▶ [Your instructions] Below are some entries. Copy each line that holds the string "Desmaterializadas".

▶ [Task input]
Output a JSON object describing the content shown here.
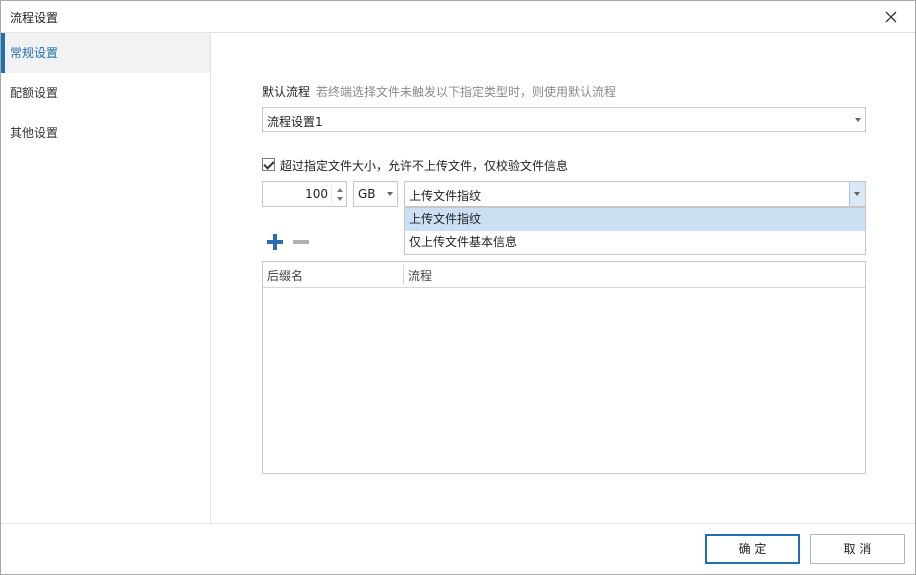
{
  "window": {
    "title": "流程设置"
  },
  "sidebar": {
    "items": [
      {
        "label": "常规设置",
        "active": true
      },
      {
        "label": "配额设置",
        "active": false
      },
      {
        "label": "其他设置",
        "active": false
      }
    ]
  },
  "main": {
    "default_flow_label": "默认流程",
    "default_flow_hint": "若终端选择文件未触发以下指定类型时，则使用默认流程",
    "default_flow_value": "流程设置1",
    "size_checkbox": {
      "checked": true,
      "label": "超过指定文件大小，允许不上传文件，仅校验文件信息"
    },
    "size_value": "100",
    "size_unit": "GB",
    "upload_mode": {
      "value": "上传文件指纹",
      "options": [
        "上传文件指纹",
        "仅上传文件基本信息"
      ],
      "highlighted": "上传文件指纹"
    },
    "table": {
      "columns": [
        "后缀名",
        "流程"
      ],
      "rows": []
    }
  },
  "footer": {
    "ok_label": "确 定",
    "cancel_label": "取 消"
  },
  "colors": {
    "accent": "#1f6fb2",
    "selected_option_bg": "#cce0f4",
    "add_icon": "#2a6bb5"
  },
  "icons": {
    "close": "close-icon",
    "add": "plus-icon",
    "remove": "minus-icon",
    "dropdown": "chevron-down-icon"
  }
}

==

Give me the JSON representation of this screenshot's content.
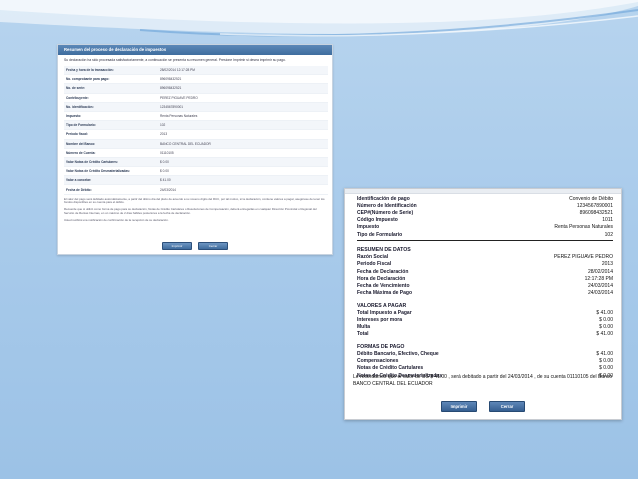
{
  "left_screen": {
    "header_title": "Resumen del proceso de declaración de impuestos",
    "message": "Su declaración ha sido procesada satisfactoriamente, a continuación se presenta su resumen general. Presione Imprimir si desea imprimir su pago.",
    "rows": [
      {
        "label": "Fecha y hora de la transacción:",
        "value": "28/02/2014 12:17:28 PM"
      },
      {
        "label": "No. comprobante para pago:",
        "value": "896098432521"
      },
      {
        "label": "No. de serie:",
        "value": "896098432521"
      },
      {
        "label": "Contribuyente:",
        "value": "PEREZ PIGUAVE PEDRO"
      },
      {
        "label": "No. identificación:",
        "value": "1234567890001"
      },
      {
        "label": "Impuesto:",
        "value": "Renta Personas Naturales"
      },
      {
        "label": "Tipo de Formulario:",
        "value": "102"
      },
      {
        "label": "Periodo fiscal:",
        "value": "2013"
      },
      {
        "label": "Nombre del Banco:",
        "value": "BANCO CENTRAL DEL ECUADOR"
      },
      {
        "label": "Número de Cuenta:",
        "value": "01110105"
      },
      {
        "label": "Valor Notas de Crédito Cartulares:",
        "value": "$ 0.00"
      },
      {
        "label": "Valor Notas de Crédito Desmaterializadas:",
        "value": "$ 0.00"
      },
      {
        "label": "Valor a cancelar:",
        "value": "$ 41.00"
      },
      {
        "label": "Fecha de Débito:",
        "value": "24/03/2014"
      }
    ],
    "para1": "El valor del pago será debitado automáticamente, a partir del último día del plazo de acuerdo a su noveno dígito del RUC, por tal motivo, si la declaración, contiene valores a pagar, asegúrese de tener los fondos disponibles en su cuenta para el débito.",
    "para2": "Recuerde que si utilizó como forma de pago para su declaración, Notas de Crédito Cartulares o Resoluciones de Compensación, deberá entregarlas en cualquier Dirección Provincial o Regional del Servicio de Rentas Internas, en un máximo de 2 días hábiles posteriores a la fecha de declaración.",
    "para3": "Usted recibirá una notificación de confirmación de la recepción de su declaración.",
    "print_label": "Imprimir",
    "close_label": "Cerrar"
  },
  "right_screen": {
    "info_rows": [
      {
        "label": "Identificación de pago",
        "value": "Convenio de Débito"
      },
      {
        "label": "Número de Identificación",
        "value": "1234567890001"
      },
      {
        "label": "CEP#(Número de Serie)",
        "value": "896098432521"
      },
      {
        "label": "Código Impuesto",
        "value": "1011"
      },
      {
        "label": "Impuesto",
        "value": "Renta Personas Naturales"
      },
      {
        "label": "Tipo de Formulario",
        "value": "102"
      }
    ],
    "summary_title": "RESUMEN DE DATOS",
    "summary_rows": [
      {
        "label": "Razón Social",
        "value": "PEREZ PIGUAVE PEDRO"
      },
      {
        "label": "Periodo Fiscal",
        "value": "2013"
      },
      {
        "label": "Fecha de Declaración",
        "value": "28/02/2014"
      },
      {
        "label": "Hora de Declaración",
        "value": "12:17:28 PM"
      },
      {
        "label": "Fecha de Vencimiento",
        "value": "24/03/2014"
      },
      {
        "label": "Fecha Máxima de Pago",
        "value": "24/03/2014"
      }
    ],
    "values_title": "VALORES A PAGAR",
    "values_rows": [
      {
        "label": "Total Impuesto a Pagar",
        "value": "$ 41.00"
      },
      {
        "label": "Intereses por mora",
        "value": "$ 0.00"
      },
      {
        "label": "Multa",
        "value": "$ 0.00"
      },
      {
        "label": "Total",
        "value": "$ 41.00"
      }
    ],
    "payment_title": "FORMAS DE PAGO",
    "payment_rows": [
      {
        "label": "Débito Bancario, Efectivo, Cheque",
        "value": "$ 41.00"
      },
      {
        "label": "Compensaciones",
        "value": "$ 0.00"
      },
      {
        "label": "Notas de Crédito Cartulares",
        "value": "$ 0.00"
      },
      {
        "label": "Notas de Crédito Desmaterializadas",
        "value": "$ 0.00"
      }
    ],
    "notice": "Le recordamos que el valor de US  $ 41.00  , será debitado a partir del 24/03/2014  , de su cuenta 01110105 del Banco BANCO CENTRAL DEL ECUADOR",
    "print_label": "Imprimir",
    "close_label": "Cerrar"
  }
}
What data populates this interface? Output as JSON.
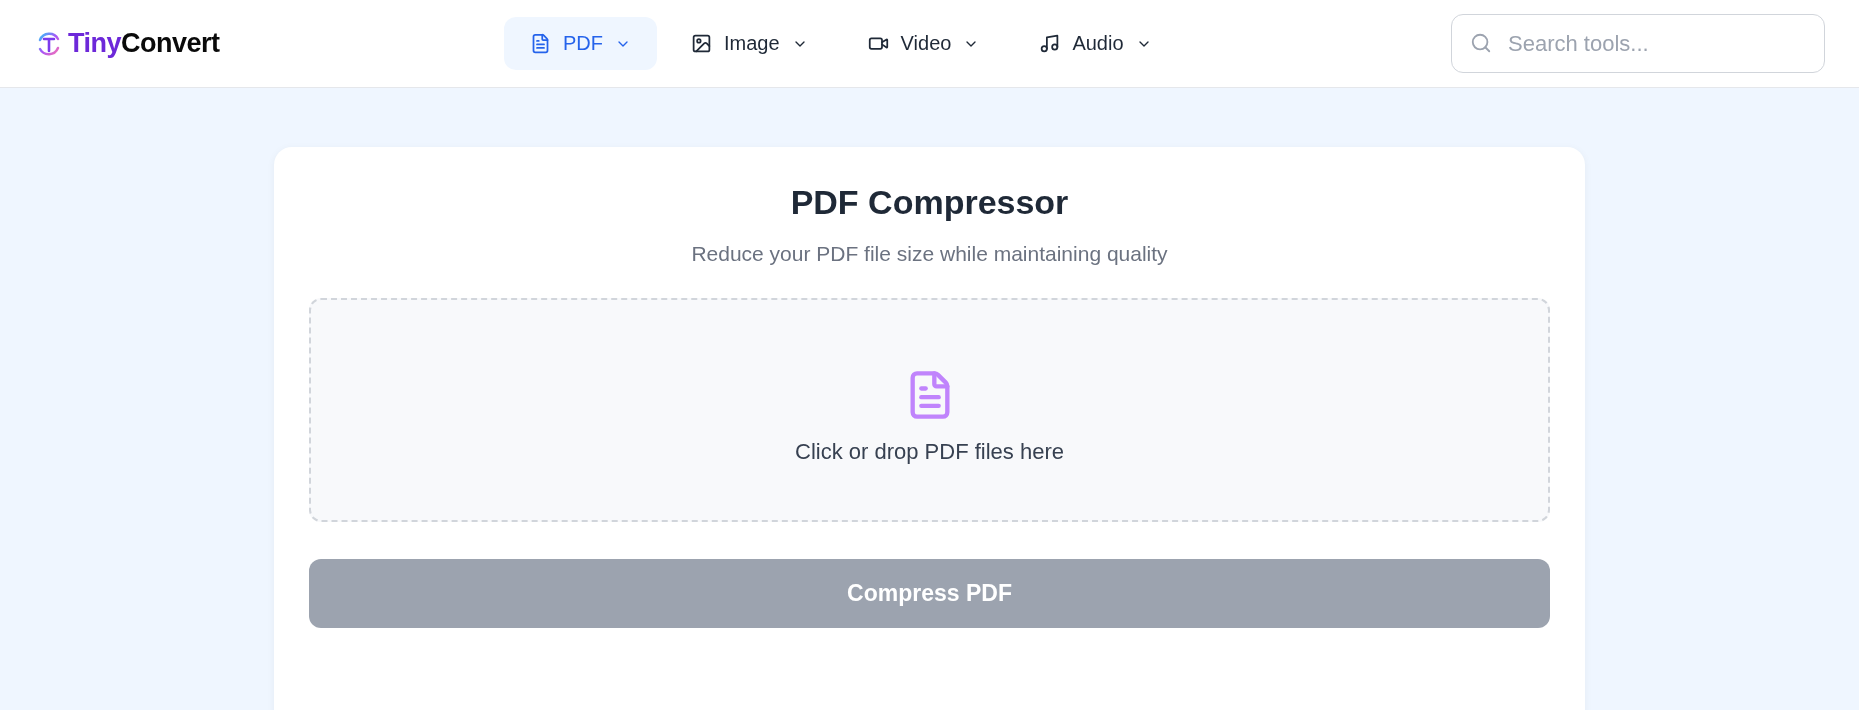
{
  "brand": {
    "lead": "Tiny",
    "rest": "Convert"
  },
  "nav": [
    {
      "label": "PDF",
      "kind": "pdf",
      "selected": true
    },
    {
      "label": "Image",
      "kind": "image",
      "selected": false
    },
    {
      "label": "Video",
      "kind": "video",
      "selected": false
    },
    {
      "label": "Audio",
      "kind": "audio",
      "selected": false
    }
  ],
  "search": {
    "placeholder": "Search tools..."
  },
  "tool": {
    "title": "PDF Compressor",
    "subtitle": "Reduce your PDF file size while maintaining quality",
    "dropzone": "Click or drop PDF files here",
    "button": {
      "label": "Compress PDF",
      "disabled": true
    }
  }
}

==

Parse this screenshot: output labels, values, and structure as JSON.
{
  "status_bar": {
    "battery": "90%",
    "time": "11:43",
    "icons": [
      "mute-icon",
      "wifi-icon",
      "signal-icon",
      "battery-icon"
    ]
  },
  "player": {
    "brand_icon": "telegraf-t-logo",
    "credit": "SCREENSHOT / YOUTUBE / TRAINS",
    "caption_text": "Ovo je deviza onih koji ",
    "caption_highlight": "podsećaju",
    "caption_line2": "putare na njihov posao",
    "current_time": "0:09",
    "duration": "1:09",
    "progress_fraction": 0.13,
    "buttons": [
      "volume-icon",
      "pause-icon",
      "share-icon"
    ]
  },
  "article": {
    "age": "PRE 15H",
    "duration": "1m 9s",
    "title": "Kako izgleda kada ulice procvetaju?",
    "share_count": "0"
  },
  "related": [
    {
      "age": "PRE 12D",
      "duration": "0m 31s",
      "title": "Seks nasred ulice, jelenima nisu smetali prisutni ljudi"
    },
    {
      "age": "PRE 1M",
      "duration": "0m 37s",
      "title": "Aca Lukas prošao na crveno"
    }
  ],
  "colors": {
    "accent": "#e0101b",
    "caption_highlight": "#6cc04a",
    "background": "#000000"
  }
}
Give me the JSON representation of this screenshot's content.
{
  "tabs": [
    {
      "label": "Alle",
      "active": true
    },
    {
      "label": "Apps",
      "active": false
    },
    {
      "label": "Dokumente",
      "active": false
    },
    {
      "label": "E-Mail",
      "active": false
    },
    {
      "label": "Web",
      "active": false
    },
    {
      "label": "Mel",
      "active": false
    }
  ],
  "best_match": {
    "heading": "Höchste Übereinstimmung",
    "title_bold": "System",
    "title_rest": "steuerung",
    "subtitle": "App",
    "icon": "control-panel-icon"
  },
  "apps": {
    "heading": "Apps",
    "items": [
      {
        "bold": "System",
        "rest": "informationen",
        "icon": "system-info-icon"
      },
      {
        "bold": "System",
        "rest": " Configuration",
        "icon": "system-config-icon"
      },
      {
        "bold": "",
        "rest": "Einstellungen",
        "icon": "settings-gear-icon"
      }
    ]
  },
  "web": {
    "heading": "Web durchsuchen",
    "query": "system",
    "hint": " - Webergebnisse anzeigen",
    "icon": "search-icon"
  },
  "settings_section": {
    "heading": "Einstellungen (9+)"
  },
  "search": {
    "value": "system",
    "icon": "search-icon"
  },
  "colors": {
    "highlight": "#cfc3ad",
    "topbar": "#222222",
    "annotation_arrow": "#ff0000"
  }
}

▶ [Task solution]
        "label": "Valor Notas de Crédito Desmaterializadas:",
        "label": "Notas de Crédito Desmaterializadas",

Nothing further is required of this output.